### WHAT IS BEING ASKED
Below is a block of records; please copy all of them exactly.

#### PROVIDED RECORDS

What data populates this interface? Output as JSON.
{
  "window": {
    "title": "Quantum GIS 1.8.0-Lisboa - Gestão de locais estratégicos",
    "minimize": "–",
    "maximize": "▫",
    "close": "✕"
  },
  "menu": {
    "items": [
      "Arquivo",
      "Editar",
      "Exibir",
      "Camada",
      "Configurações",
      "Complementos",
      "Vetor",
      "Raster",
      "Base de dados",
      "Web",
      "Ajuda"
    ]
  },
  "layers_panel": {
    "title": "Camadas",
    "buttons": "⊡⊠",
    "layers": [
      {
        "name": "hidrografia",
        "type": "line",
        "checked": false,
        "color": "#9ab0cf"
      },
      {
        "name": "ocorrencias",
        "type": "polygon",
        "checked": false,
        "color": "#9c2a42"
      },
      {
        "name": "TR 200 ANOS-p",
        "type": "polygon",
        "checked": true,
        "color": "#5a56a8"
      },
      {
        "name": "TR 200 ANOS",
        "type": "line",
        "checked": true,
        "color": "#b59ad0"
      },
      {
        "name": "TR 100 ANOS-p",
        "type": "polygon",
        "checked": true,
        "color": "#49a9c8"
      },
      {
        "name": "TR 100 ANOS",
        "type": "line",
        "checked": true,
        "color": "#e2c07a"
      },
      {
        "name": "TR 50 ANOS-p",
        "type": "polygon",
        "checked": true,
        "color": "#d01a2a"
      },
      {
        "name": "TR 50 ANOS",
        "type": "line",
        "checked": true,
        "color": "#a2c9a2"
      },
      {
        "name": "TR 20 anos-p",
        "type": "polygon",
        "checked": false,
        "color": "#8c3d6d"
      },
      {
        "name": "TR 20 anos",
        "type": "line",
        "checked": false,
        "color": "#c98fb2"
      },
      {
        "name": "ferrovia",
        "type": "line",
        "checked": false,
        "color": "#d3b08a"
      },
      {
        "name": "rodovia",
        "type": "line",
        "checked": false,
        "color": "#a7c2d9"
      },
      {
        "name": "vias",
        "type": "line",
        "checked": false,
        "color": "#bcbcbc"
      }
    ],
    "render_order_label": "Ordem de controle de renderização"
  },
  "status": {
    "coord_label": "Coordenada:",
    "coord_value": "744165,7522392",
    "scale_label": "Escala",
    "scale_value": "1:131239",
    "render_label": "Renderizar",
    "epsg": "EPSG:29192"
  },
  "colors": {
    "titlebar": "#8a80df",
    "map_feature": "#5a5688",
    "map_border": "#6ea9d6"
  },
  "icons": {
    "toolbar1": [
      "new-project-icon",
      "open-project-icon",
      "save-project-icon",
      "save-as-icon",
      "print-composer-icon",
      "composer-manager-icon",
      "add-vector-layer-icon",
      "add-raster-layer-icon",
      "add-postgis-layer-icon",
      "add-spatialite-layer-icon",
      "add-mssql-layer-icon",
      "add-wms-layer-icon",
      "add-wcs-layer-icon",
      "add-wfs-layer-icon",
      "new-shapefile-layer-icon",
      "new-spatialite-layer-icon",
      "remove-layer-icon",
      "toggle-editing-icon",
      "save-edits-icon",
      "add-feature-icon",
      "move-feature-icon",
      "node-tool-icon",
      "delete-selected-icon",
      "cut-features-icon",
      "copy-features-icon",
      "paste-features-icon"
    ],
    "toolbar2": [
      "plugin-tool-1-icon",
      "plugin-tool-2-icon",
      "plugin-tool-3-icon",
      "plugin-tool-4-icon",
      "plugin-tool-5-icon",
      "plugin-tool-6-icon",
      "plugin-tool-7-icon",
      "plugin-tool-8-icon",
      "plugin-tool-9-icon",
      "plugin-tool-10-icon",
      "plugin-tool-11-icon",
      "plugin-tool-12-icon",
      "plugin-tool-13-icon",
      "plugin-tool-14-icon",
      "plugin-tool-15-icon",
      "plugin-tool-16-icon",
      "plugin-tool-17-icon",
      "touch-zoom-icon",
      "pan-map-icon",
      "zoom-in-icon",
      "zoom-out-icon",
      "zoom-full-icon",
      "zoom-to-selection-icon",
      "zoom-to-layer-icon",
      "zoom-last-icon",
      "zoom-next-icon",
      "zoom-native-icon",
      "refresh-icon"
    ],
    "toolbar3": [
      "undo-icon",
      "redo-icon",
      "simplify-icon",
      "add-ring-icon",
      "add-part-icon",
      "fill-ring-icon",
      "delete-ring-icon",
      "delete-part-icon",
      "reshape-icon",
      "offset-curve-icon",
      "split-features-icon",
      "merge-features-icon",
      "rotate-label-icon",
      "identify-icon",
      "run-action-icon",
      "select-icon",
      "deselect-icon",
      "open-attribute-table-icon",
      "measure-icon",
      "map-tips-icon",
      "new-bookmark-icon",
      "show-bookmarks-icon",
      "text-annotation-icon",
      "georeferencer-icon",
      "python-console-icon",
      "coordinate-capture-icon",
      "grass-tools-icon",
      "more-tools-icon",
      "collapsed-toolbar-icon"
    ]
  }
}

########

### SOLUTION
What data populates this interface? Output as JSON.
{
  "window": {
    "title": "Quantum GIS 1.8.0-Lisboa - Gestão de locais estratégicos",
    "minimize": "–",
    "maximize": "▫",
    "close": "✕"
  },
  "menu": {
    "items": [
      "Arquivo",
      "Editar",
      "Exibir",
      "Camada",
      "Configurações",
      "Complementos",
      "Vetor",
      "Raster",
      "Base de dados",
      "Web",
      "Ajuda"
    ]
  },
  "layers_panel": {
    "title": "Camadas",
    "buttons": "⊡⊠",
    "layers": [
      {
        "name": "hidrografia",
        "type": "line",
        "checked": false,
        "color": "#9ab0cf"
      },
      {
        "name": "ocorrencias",
        "type": "polygon",
        "checked": false,
        "color": "#9c2a42"
      },
      {
        "name": "TR 200 ANOS-p",
        "type": "polygon",
        "checked": true,
        "color": "#5a56a8"
      },
      {
        "name": "TR 200 ANOS",
        "type": "line",
        "checked": true,
        "color": "#b59ad0"
      },
      {
        "name": "TR 100 ANOS-p",
        "type": "polygon",
        "checked": true,
        "color": "#49a9c8"
      },
      {
        "name": "TR 100 ANOS",
        "type": "line",
        "checked": true,
        "color": "#e2c07a"
      },
      {
        "name": "TR 50 ANOS-p",
        "type": "polygon",
        "checked": true,
        "color": "#d01a2a"
      },
      {
        "name": "TR 50 ANOS",
        "type": "line",
        "checked": true,
        "color": "#a2c9a2"
      },
      {
        "name": "TR 20 anos-p",
        "type": "polygon",
        "checked": false,
        "color": "#8c3d6d"
      },
      {
        "name": "TR 20 anos",
        "type": "line",
        "checked": false,
        "color": "#c98fb2"
      },
      {
        "name": "ferrovia",
        "type": "line",
        "checked": false,
        "color": "#d3b08a"
      },
      {
        "name": "rodovia",
        "type": "line",
        "checked": false,
        "color": "#a7c2d9"
      },
      {
        "name": "vias",
        "type": "line",
        "checked": false,
        "color": "#bcbcbc"
      }
    ],
    "render_order_label": "Ordem de controle de renderização"
  },
  "status": {
    "coord_label": "Coordenada:",
    "coord_value": "744165,7522392",
    "scale_label": "Escala",
    "scale_value": "1:131239",
    "render_label": "Renderizar",
    "epsg": "EPSG:29192"
  },
  "colors": {
    "titlebar": "#8a80df",
    "map_feature": "#5a5688",
    "map_border": "#6ea9d6"
  },
  "icons": {
    "toolbar1": [
      "new-project-icon",
      "open-project-icon",
      "save-project-icon",
      "save-as-icon",
      "print-composer-icon",
      "composer-manager-icon",
      "add-vector-layer-icon",
      "add-raster-layer-icon",
      "add-postgis-layer-icon",
      "add-spatialite-layer-icon",
      "add-mssql-layer-icon",
      "add-wms-layer-icon",
      "add-wcs-layer-icon",
      "add-wfs-layer-icon",
      "new-shapefile-layer-icon",
      "new-spatialite-layer-icon",
      "remove-layer-icon",
      "toggle-editing-icon",
      "save-edits-icon",
      "add-feature-icon",
      "move-feature-icon",
      "node-tool-icon",
      "delete-selected-icon",
      "cut-features-icon",
      "copy-features-icon",
      "paste-features-icon"
    ],
    "toolbar2": [
      "plugin-tool-1-icon",
      "plugin-tool-2-icon",
      "plugin-tool-3-icon",
      "plugin-tool-4-icon",
      "plugin-tool-5-icon",
      "plugin-tool-6-icon",
      "plugin-tool-7-icon",
      "plugin-tool-8-icon",
      "plugin-tool-9-icon",
      "plugin-tool-10-icon",
      "plugin-tool-11-icon",
      "plugin-tool-12-icon",
      "plugin-tool-13-icon",
      "plugin-tool-14-icon",
      "plugin-tool-15-icon",
      "plugin-tool-16-icon",
      "plugin-tool-17-icon",
      "touch-zoom-icon",
      "pan-map-icon",
      "zoom-in-icon",
      "zoom-out-icon",
      "zoom-full-icon",
      "zoom-to-selection-icon",
      "zoom-to-layer-icon",
      "zoom-last-icon",
      "zoom-next-icon",
      "zoom-native-icon",
      "refresh-icon"
    ],
    "toolbar3": [
      "undo-icon",
      "redo-icon",
      "simplify-icon",
      "add-ring-icon",
      "add-part-icon",
      "fill-ring-icon",
      "delete-ring-icon",
      "delete-part-icon",
      "reshape-icon",
      "offset-curve-icon",
      "split-features-icon",
      "merge-features-icon",
      "rotate-label-icon",
      "identify-icon",
      "run-action-icon",
      "select-icon",
      "deselect-icon",
      "open-attribute-table-icon",
      "measure-icon",
      "map-tips-icon",
      "new-bookmark-icon",
      "show-bookmarks-icon",
      "text-annotation-icon",
      "georeferencer-icon",
      "python-console-icon",
      "coordinate-capture-icon",
      "grass-tools-icon",
      "more-tools-icon",
      "collapsed-toolbar-icon"
    ]
  }
}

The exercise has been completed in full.